Data shown →
┌────────

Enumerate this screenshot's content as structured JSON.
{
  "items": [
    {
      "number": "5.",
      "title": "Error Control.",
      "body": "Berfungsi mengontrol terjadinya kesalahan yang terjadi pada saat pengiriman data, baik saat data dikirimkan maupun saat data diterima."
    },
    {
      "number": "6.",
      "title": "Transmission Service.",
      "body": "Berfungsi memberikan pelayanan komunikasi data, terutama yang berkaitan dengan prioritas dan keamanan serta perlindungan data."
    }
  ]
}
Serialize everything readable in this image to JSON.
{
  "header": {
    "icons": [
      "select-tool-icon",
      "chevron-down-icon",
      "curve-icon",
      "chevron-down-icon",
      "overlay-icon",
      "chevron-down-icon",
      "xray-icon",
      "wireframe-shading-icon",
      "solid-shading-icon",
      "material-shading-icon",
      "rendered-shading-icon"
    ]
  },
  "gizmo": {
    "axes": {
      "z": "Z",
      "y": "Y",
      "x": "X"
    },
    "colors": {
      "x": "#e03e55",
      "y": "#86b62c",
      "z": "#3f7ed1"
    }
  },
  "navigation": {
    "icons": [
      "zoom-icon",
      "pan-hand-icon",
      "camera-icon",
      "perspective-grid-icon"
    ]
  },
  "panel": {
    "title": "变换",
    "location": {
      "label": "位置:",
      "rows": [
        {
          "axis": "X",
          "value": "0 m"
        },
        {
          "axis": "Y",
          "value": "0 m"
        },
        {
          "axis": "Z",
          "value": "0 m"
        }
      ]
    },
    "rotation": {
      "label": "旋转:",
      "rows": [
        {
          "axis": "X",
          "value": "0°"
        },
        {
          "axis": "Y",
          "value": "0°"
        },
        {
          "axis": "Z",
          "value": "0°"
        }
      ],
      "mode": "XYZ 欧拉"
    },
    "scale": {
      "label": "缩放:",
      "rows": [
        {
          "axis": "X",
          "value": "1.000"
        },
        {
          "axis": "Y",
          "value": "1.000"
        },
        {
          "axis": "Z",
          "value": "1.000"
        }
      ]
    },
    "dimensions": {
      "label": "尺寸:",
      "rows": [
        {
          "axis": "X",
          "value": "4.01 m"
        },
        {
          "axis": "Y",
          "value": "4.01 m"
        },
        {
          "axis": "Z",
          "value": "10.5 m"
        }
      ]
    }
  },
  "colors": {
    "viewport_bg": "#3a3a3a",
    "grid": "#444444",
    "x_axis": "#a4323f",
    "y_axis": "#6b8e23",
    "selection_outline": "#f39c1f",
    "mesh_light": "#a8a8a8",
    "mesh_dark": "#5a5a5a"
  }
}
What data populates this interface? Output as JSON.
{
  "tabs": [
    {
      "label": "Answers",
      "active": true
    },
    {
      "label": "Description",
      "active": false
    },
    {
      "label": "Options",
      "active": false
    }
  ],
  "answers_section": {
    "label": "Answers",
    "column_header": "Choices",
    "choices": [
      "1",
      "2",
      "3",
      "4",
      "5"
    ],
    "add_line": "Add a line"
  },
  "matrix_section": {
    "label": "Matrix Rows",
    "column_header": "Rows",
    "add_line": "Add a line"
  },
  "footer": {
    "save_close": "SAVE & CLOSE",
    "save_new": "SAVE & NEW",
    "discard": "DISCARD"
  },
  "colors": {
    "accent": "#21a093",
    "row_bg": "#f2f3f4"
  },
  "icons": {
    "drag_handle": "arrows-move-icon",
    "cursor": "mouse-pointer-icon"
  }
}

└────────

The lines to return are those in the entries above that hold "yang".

      "body": "Berfungsi mengontrol terjadinya kesalahan yang terjadi pada saat pengiriman data, baik saat data dikirimkan maupun saat data diterima."
      "body": "Berfungsi memberikan pelayanan komunikasi data, terutama yang berkaitan dengan prioritas dan keamanan serta perlindungan data."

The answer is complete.